An Analysis of Social Media Use Among College Students: Examining Social Comparison, Perceived Levels of Social Support, and Loneliness

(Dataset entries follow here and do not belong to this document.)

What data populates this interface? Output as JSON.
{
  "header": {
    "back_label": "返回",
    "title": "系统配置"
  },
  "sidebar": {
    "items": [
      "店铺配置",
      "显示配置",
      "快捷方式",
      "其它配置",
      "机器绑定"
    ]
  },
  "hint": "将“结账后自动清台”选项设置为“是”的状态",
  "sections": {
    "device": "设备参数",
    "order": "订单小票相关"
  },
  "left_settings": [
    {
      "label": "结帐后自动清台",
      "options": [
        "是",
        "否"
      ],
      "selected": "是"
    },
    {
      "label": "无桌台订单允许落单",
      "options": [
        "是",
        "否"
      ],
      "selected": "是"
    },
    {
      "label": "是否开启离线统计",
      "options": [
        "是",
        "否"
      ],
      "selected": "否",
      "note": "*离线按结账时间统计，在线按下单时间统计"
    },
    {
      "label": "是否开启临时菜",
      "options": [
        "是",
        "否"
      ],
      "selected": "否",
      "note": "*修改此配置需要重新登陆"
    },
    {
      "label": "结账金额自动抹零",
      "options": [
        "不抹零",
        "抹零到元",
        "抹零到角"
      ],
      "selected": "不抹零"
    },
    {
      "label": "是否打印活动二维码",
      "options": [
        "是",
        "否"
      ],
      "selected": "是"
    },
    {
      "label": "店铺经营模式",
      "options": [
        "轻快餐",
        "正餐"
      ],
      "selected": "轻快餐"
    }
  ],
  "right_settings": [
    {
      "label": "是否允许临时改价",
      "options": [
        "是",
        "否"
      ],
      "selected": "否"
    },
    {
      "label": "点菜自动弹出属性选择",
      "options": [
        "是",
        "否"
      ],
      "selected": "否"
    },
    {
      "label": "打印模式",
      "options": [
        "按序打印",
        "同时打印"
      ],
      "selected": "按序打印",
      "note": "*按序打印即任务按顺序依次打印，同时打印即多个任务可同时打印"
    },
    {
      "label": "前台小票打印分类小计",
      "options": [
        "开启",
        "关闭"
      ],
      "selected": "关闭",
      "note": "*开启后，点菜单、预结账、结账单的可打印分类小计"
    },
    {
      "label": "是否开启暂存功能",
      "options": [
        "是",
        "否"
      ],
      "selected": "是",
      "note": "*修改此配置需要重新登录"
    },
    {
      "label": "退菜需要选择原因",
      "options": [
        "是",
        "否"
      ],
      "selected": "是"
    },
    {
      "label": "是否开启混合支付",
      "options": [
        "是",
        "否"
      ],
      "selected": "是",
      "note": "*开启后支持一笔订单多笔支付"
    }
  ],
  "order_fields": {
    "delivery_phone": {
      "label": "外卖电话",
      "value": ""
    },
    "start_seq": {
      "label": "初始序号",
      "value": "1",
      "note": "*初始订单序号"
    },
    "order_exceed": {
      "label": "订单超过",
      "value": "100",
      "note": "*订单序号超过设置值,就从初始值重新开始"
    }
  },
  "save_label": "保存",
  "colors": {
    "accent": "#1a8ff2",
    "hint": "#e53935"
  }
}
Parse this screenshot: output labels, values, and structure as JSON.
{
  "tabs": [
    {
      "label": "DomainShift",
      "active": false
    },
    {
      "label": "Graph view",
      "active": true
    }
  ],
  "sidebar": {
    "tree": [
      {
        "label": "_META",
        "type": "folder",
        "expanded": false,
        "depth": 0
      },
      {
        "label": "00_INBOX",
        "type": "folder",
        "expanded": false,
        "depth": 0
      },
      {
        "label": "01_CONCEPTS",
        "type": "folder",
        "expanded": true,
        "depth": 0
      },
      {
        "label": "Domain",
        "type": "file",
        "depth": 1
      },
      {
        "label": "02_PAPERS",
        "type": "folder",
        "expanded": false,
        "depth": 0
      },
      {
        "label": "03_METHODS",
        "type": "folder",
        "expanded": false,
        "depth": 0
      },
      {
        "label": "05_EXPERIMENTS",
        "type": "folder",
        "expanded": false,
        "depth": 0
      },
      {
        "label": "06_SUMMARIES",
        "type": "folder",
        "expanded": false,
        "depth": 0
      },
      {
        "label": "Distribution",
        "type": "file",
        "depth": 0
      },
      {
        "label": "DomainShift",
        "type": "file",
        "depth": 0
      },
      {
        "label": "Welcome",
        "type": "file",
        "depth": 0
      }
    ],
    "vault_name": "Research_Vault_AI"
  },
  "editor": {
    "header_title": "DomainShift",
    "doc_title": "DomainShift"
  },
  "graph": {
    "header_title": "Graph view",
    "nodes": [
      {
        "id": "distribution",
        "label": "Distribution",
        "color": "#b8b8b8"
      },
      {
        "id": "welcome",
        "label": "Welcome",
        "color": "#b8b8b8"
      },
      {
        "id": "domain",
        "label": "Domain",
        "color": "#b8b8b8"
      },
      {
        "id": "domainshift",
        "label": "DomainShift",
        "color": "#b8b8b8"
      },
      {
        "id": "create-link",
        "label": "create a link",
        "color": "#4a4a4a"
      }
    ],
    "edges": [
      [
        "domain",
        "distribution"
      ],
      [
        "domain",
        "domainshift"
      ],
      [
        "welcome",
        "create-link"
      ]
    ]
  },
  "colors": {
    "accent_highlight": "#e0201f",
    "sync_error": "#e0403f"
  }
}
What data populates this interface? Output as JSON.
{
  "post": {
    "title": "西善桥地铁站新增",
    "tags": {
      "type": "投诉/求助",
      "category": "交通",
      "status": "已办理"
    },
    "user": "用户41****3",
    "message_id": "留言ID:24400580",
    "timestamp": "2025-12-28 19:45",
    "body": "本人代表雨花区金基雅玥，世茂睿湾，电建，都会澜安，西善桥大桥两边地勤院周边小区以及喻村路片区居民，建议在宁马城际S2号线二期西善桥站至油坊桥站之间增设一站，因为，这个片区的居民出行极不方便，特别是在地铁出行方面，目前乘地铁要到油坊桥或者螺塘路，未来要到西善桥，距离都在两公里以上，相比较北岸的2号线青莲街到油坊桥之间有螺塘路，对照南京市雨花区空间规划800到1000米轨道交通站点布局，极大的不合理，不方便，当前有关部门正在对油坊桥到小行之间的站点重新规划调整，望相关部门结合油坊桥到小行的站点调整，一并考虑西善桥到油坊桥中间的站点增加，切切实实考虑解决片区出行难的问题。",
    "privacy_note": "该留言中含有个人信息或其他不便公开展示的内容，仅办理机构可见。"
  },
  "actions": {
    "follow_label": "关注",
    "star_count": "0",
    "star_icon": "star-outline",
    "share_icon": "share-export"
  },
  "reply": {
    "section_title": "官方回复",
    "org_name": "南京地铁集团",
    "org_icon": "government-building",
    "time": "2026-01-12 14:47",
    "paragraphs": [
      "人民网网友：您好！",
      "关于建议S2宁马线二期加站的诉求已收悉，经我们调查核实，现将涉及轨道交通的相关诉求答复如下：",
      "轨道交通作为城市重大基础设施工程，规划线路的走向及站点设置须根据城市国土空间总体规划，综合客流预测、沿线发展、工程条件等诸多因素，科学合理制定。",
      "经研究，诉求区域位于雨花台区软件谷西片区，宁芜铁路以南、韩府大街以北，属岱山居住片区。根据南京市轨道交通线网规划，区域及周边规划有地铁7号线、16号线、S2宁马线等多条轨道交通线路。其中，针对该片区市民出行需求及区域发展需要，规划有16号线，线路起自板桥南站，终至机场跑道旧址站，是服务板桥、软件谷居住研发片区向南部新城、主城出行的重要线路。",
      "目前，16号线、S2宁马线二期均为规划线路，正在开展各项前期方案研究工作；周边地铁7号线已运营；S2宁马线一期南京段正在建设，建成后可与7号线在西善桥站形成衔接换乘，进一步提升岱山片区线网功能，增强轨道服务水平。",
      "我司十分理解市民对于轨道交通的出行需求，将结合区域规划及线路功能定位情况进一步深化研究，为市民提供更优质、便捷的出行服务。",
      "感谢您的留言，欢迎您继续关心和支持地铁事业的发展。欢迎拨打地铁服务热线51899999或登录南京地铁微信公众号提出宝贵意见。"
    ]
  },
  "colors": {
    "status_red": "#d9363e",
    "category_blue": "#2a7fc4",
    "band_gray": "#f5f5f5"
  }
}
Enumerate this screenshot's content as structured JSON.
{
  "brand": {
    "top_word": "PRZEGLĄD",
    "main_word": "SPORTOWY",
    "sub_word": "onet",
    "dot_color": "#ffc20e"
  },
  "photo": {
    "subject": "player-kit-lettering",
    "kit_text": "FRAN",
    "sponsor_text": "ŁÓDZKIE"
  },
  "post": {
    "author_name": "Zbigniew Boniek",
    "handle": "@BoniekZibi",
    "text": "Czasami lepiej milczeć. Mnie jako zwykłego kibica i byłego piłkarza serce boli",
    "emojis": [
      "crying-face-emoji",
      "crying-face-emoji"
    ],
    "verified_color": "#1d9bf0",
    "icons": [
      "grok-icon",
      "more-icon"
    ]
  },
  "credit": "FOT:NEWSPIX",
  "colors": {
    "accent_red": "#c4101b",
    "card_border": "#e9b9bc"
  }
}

This thesis explored the relationship college students have with social media use and how social media use relates to levels of social support, levels of social comparison, and their feelings of loneliness. An anonymous online survey was distributed to students at a small liberal arts college in New York. The results indicated that students who used social media more often and had higher Social Media scores engaged in higher levels of Social Comparison. Students who reported lower levels of Social Support were more likely to report higher Loneliness scores. A regression analysis indicated that Social Support scores accounted for a significant amount of variance in Loneliness scores. The findings of this thesis support that social comparison occurs when using social media, and social support is not necessarily found while using social media. These findings stress the importance of understanding what drives students to use social media, and the immediate impacts that online social networks may have on their social life and overall well-being. Future research can further explore how social media may generate social support, or reduce social support, adding to the current understanding of loneliness experienced by college students. If students are not receiving social support from social networks, there is a need to understand what other advantages or disadvantages that individuals may have from social media use.